Moving away from family was a challenge, but the Meyers knew it was important to get to know the people around them so they became involved in the neighborhood. Because the closest Baptist church was 20 miles away, Tom and Frances, along with several other couples, started a local church.
“A lot of people who were unchurched came in and got saved,” says Tom. “Frances was very involved in the children’s programs. Together we led the youth group. We both believed in what we were doing.”
Tom was eventually promoted to a department manager, and over the years he took part in the management of several Owens-Illinois facilities in other states as well as for an overseas sales operation.
“Every time we moved,” says Frances, “we prayed about it. God opened up many places for us.” Frances saw each new circumstance as an opportunity for her faith to grow, and appreciates all the friends they have made across the country.

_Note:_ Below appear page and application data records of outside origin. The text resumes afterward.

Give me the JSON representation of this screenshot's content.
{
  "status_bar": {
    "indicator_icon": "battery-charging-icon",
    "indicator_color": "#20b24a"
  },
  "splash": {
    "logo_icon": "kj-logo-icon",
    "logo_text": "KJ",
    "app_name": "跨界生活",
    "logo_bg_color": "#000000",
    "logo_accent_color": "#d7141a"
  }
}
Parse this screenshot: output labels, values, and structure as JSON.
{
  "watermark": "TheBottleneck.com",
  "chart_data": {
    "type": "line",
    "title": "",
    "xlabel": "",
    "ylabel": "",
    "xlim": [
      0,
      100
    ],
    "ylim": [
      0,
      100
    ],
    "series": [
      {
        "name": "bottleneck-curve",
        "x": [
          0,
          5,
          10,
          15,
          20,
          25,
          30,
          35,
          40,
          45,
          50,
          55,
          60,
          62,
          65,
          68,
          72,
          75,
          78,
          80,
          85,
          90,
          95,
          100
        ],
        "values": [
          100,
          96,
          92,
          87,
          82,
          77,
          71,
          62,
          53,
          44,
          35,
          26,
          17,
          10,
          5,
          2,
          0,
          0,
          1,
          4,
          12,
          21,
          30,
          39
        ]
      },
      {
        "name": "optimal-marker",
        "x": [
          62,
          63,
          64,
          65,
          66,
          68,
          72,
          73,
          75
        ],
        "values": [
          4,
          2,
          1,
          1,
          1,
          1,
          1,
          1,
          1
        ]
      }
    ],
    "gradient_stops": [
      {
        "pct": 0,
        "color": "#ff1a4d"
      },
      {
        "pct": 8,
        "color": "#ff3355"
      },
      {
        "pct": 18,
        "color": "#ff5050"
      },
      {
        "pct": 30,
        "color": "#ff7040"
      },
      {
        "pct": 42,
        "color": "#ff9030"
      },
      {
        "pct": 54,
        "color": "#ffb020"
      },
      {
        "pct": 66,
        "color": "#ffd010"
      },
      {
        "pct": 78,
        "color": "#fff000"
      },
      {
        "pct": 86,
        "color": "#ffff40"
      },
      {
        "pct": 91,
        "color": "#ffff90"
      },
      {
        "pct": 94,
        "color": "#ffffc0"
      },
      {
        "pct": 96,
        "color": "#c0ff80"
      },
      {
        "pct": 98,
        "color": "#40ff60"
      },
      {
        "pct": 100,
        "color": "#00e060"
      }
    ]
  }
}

In 1983 the Meyers family moved to Grand Rapids when Tom took a job as Vice President of Development at Cornerstone College (now Cornerstone University). He joined the board at Mel Trotter Ministries, a mission that has served the homeless and hurting since 1900. In 1985 he was asked to lead the ministry.
Previously, the leaders at Mel Trotter had all been pastors. Tom says, “I told them, ‘If I take this job, I’m going to run it like a business. We have some great spiritual leaders, and the people who come here need to know that we love the Lord and that we love them, too. We have to figure out what the needs are and come up with the best way to meet them.”
During Tom’s tenure at Mel Trotter he created more income streams. Thrift stores not only provided income but also gave the mission’s residents the opportunity to train in retail sales. Tom developed an automotive training and repair facility, where residents could train to become certified auto mechanics. For a tax deduction, people could donate their used cars, and when Mel Trotter fixed them up and resold them, the proceeds were reinvested into the mission. Under Tom’s direction, a more convenient location was found for Camp Mel Trotter.
Previously, Mel Trotter had provided residential services for men, but under Tom’s direction, a women’s and children’s section was added. He convinced a friend to fund a computer center so residents could learn skills and find jobs.
“Working at Mel Trotter was the most meaningful job I ever had because I felt I was making a difference, giving people a second chance to turn their lives around,” says Tom. “I learned to respect the women’s and children’s situations, and I saw the problems that existed when the family separated, often because of alcohol, drugs, and gambling. I zeroed in on those issues and focused on helping people solve the reasons that were feeding into the behaviors.”
In 2009, when Frances had a stroke that left her right side paralyzed, Tom realized the rest of his life would need to be committed to her care so he quit his job at Mel Trotter and focused on finding a new living arrangement in which he could still live with her.
“We’ve been together for over 60 years,” he says, “and that’s not about to change. We got married to stick together.”
Tom found that most facilities could not accommodate the two of them together. In 2015 a solution was found at Sunset’s Rose Garden, where Tom and Frances are able to live in the same apartment and Frances receives 24-hour care.
The Rose Garden staff attest that Tom has a caring heart for residents. He greets people by name and makes them feel like a valued part of the community. Tom leads devotions in Rose Garden’s dining room for people who, like Francis, need assistance eating. He tends the flowers and plants in the courtyard as well as for residents who have lost their mobility.
“I have to keep busy,” says Tom. “The Lord’s given me everything I’ve got, so I want to give back.” He still serves on Mel Trotter’s board and is active in a capital campaign for Libertas Christian School in Hudsonville. The Meyers treasure their visits from their daughters and 6 grandchildren.
According to Tom, Frances has always had a remarkable gift in adapting to new circumstances, and he has never heard her complain.
“I love my wife more now than I did when I married her,” he says. “She is a beautiful woman, and I’ll take care of her ‘til the end.”